**Work required:** Check each line of the data, and copy those where "user" appears.

**Source material:**
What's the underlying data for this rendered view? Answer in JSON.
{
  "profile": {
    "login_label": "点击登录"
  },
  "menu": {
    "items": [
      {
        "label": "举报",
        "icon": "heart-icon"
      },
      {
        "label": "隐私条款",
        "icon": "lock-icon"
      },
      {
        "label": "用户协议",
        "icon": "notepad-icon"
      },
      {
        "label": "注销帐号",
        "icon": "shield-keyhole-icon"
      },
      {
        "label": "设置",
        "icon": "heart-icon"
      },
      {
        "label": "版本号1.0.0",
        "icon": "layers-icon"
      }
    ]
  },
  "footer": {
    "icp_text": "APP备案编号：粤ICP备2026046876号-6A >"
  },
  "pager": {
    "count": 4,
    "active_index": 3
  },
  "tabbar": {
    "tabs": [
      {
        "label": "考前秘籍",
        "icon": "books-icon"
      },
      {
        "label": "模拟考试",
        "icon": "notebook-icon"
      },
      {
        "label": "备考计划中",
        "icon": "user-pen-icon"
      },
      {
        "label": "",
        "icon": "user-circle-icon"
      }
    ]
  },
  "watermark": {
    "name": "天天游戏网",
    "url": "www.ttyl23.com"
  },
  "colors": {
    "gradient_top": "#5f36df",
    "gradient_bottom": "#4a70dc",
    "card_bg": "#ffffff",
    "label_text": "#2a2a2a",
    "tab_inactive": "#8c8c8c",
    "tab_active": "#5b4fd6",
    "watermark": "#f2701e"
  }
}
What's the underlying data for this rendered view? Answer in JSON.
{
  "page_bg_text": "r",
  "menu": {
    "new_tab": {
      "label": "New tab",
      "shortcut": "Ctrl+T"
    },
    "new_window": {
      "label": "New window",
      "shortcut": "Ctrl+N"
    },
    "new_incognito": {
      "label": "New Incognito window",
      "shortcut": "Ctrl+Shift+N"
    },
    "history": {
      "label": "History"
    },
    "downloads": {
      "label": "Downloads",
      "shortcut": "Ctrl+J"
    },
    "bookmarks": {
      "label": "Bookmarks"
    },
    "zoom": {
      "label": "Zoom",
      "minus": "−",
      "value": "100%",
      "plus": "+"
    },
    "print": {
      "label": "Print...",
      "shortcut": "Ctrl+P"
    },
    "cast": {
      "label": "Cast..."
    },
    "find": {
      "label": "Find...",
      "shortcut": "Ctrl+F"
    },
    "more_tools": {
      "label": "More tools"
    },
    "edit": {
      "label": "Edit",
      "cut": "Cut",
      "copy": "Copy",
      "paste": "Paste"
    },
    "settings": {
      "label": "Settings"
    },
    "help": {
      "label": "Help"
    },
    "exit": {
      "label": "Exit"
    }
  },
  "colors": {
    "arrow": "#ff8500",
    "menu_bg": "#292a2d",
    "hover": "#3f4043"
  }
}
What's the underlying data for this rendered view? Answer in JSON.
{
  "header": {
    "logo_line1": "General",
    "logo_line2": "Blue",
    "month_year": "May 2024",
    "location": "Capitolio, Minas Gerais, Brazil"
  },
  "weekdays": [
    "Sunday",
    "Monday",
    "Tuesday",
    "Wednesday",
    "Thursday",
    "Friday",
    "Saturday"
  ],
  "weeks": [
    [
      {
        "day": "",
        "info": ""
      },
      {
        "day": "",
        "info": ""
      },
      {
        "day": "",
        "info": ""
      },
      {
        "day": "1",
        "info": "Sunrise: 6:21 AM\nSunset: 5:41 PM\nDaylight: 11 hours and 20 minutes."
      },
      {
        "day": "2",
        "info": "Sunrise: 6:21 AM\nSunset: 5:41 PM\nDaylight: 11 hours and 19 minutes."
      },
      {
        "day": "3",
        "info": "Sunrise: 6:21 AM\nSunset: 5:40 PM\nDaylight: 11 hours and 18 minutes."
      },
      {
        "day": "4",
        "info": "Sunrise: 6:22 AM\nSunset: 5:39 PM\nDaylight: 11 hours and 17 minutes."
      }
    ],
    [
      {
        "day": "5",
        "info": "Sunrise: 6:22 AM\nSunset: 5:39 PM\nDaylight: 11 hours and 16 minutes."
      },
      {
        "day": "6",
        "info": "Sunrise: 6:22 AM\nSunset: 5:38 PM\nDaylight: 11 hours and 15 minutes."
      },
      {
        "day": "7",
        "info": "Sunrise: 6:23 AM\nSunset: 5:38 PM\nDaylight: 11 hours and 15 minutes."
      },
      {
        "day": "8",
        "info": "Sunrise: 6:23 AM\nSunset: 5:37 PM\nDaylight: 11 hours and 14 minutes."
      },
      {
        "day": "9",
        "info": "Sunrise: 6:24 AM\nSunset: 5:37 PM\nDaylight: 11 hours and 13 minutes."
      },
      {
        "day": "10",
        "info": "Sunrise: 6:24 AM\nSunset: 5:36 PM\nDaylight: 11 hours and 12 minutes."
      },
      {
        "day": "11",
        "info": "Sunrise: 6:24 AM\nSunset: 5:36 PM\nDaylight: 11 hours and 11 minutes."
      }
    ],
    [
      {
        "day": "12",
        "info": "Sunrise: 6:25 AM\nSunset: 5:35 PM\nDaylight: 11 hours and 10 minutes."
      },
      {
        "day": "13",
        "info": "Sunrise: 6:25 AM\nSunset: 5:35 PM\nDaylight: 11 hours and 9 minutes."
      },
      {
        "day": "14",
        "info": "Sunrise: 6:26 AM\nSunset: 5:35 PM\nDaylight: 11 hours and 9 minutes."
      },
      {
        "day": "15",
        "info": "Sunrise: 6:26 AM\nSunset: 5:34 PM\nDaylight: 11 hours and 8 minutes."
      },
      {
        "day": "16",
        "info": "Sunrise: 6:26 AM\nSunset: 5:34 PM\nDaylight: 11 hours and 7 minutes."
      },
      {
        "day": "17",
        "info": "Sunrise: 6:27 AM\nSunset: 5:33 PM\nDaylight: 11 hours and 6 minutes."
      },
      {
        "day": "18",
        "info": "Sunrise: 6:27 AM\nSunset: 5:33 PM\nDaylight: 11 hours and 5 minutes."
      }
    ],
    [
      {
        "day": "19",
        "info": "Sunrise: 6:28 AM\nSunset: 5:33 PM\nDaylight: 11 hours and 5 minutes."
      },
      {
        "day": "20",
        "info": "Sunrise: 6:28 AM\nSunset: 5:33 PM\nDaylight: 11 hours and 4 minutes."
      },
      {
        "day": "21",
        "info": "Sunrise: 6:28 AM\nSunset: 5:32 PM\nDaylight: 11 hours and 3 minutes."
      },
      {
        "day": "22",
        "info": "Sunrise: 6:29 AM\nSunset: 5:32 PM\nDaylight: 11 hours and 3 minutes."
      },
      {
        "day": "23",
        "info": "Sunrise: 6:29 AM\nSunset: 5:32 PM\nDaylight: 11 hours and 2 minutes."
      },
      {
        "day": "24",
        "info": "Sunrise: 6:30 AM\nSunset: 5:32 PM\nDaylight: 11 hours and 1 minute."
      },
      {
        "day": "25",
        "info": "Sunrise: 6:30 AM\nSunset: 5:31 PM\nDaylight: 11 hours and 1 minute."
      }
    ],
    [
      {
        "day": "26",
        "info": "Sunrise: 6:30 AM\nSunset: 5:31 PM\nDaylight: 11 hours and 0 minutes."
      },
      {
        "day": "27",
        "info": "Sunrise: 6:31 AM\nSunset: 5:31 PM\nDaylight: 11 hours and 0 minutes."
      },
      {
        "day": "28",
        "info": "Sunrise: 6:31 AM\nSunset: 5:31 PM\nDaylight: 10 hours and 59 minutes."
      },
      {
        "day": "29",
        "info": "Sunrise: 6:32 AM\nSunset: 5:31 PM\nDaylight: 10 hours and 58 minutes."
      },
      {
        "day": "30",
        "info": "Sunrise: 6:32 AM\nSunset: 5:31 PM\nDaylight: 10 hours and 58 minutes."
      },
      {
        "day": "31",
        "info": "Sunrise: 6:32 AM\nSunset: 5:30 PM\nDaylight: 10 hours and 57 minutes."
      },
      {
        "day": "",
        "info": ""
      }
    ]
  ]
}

**Response area:**
        "icon": "user-pen-icon"
        "icon": "user-circle-icon"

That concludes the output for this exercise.